> Exercise:
All lines holding the string "icon" should be copied from the data below.

(Data about app and page elements)
══════════

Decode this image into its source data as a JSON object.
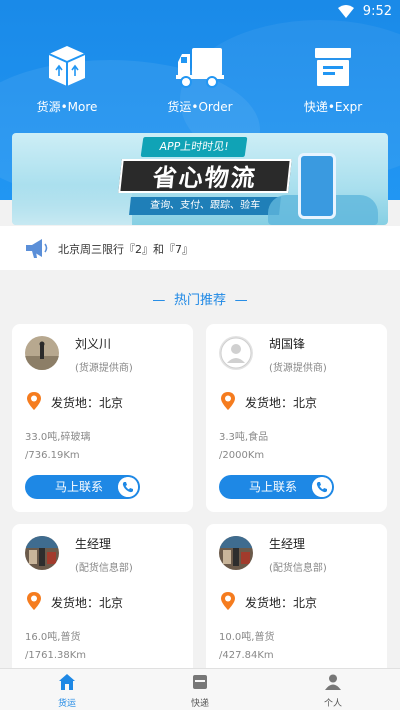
{
  "status_bar": {
    "time": "9:52"
  },
  "quick_actions": [
    {
      "label": "货源•More",
      "icon": "cargo-box-icon"
    },
    {
      "label": "货运•Order",
      "icon": "truck-icon"
    },
    {
      "label": "快递•Expr",
      "icon": "express-package-icon"
    }
  ],
  "banner": {
    "ribbon": "APP上时时见!",
    "title": "省心物流",
    "subtitle": "查询、支付、跟踪、验车"
  },
  "notice": {
    "text": "北京周三限行『2』和『7』"
  },
  "section": {
    "title": "热门推荐"
  },
  "cards": [
    {
      "name": "刘义川",
      "role": "(货源提供商)",
      "origin": "发货地：北京",
      "goods": "33.0吨,碎玻璃",
      "distance": "/736.19Km",
      "contact": "马上联系"
    },
    {
      "name": "胡国锋",
      "role": "(货源提供商)",
      "origin": "发货地：北京",
      "goods": "3.3吨,食品",
      "distance": "/2000Km",
      "contact": "马上联系"
    },
    {
      "name": "生经理",
      "role": "(配货信息部)",
      "origin": "发货地：北京",
      "goods": "16.0吨,普货",
      "distance": "/1761.38Km"
    },
    {
      "name": "生经理",
      "role": "(配货信息部)",
      "origin": "发货地：北京",
      "goods": "10.0吨,普货",
      "distance": "/427.84Km"
    }
  ],
  "tabs": [
    {
      "label": "货运",
      "icon": "home-icon",
      "active": true
    },
    {
      "label": "快递",
      "icon": "box-icon",
      "active": false
    },
    {
      "label": "个人",
      "icon": "person-icon",
      "active": false
    }
  ],
  "colors": {
    "primary": "#1e88e5",
    "header": "#2196f3",
    "pin": "#f57c1f"
  }
}
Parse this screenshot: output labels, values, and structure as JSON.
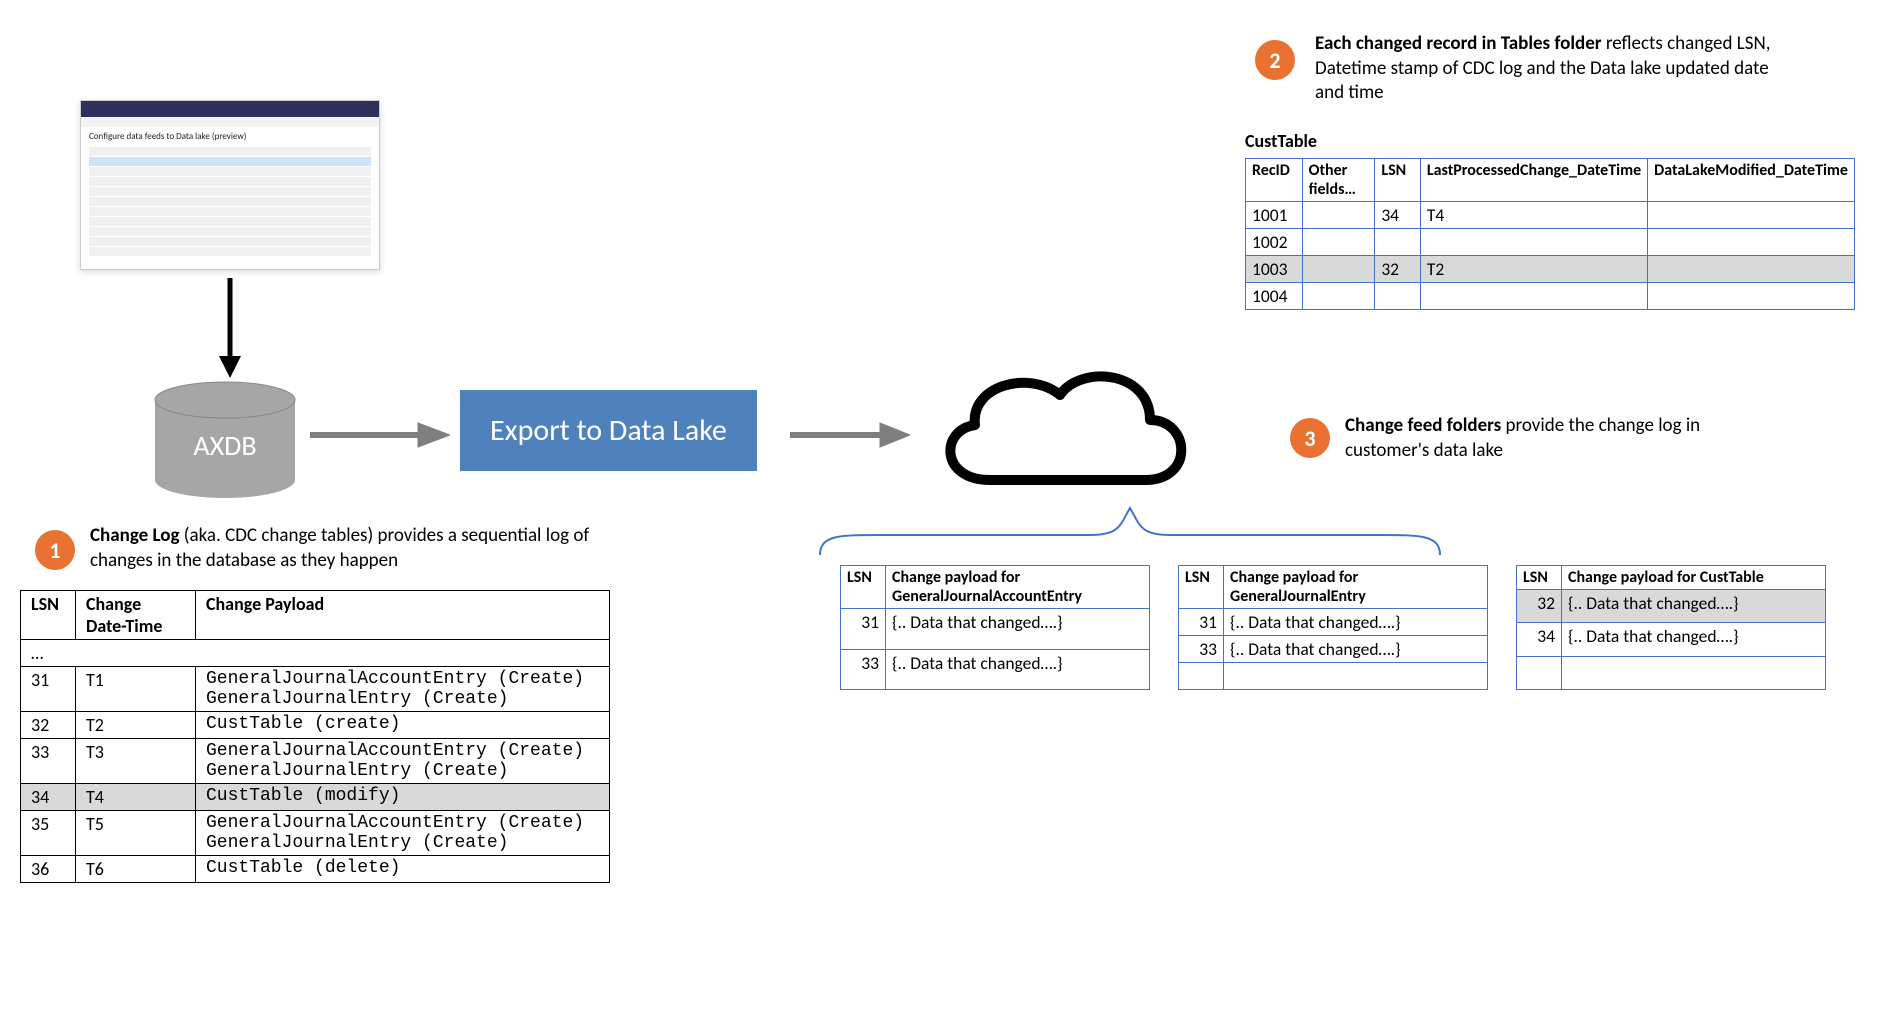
{
  "flow": {
    "export_label": "Export to Data Lake",
    "db_label": "AXDB",
    "mini_title": "Configure data feeds to Data lake (preview)"
  },
  "annot1": {
    "num": "1",
    "bold": "Change Log",
    "rest": " (aka. CDC change tables) provides a sequential log of changes in the database as they happen"
  },
  "annot2": {
    "num": "2",
    "bold": "Each changed record in Tables folder",
    "rest": " reflects changed LSN, Datetime stamp of CDC log and the Data lake updated date and time"
  },
  "annot3": {
    "num": "3",
    "bold": "Change feed folders",
    "rest": " provide the change log in customer's data lake"
  },
  "changelog": {
    "headers": {
      "lsn": "LSN",
      "dt": "Change Date-Time",
      "payload": "Change Payload"
    },
    "ellipsis": "…",
    "rows": [
      {
        "lsn": "31",
        "dt": "T1",
        "payload": "GeneralJournalAccountEntry (Create)\nGeneralJournalEntry (Create)",
        "hl": false
      },
      {
        "lsn": "32",
        "dt": "T2",
        "payload": "CustTable (create)",
        "hl": false
      },
      {
        "lsn": "33",
        "dt": "T3",
        "payload": "GeneralJournalAccountEntry (Create)\nGeneralJournalEntry (Create)",
        "hl": false
      },
      {
        "lsn": "34",
        "dt": "T4",
        "payload": "CustTable (modify)",
        "hl": true
      },
      {
        "lsn": "35",
        "dt": "T5",
        "payload": "GeneralJournalAccountEntry (Create)\nGeneralJournalEntry (Create)",
        "hl": false
      },
      {
        "lsn": "36",
        "dt": "T6",
        "payload": "CustTable (delete)",
        "hl": false
      }
    ]
  },
  "custtable": {
    "title": "CustTable",
    "headers": {
      "recid": "RecID",
      "other": "Other fields…",
      "lsn": "LSN",
      "lp": "LastProcessedChange_DateTime",
      "dl": "DataLakeModified_DateTime"
    },
    "rows": [
      {
        "recid": "1001",
        "other": "",
        "lsn": "34",
        "lp": "T4",
        "dl": "",
        "hl": false
      },
      {
        "recid": "1002",
        "other": "",
        "lsn": "",
        "lp": "",
        "dl": "",
        "hl": false
      },
      {
        "recid": "1003",
        "other": "",
        "lsn": "32",
        "lp": "T2",
        "dl": "",
        "hl": true
      },
      {
        "recid": "1004",
        "other": "",
        "lsn": "",
        "lp": "",
        "dl": "",
        "hl": false
      }
    ]
  },
  "feeds": {
    "lsn_header": "LSN",
    "payload_prefix": "Change payload for ",
    "sample": "{.. Data that changed….}",
    "tables": [
      {
        "name": "GeneralJournalAccountEntry",
        "rows": [
          {
            "lsn": "31",
            "hl": false
          },
          {
            "lsn": "33",
            "hl": false
          }
        ],
        "blanks": 0
      },
      {
        "name": "GeneralJournalEntry",
        "rows": [
          {
            "lsn": "31",
            "hl": false
          },
          {
            "lsn": "33",
            "hl": false
          }
        ],
        "blanks": 1
      },
      {
        "name": "CustTable",
        "rows": [
          {
            "lsn": "32",
            "hl": true
          },
          {
            "lsn": "34",
            "hl": false
          }
        ],
        "blanks": 1
      }
    ]
  }
}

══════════

> Answer to the problem:
      "icon": "cargo-box-icon"
      "icon": "truck-icon"
      "icon": "express-package-icon"
      "icon": "home-icon",
      "icon": "box-icon",
      "icon": "person-icon",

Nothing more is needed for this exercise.